Available data —

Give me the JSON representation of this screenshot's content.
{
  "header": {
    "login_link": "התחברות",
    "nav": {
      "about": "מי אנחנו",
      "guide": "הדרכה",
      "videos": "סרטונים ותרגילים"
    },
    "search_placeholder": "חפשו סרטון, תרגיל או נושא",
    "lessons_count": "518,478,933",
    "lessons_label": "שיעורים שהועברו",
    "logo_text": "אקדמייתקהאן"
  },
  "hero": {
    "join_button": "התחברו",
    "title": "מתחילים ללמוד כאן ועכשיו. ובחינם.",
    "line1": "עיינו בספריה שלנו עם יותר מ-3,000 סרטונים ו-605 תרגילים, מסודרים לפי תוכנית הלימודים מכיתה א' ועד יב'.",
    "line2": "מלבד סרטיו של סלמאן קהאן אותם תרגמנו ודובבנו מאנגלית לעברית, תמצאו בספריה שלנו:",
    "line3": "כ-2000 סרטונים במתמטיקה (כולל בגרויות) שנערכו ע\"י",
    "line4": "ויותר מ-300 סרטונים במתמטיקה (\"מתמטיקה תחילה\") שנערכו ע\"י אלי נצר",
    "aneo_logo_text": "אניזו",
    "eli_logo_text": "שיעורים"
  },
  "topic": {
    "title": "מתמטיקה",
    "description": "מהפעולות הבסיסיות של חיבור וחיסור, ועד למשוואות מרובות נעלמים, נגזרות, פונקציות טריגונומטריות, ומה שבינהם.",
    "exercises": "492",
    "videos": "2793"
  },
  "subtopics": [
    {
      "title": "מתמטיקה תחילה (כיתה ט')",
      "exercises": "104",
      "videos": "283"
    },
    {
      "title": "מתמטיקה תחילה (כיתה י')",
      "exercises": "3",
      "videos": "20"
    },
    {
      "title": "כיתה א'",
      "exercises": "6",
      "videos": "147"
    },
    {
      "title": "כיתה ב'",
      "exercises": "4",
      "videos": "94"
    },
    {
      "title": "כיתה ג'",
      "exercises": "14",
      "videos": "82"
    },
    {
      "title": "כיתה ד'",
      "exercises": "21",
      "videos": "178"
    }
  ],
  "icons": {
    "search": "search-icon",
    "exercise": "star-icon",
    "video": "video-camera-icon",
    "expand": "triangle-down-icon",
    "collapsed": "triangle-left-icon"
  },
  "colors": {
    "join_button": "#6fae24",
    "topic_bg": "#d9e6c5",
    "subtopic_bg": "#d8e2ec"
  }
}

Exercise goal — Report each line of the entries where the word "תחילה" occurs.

Your response —
    "line4": "ויותר מ-300 סרטונים במתמטיקה (\"מתמטיקה תחילה\") שנערכו ע\"י אלי נצר",
      "title": "מתמטיקה תחילה (כיתה ט')",
      "title": "מתמטיקה תחילה (כיתה י')",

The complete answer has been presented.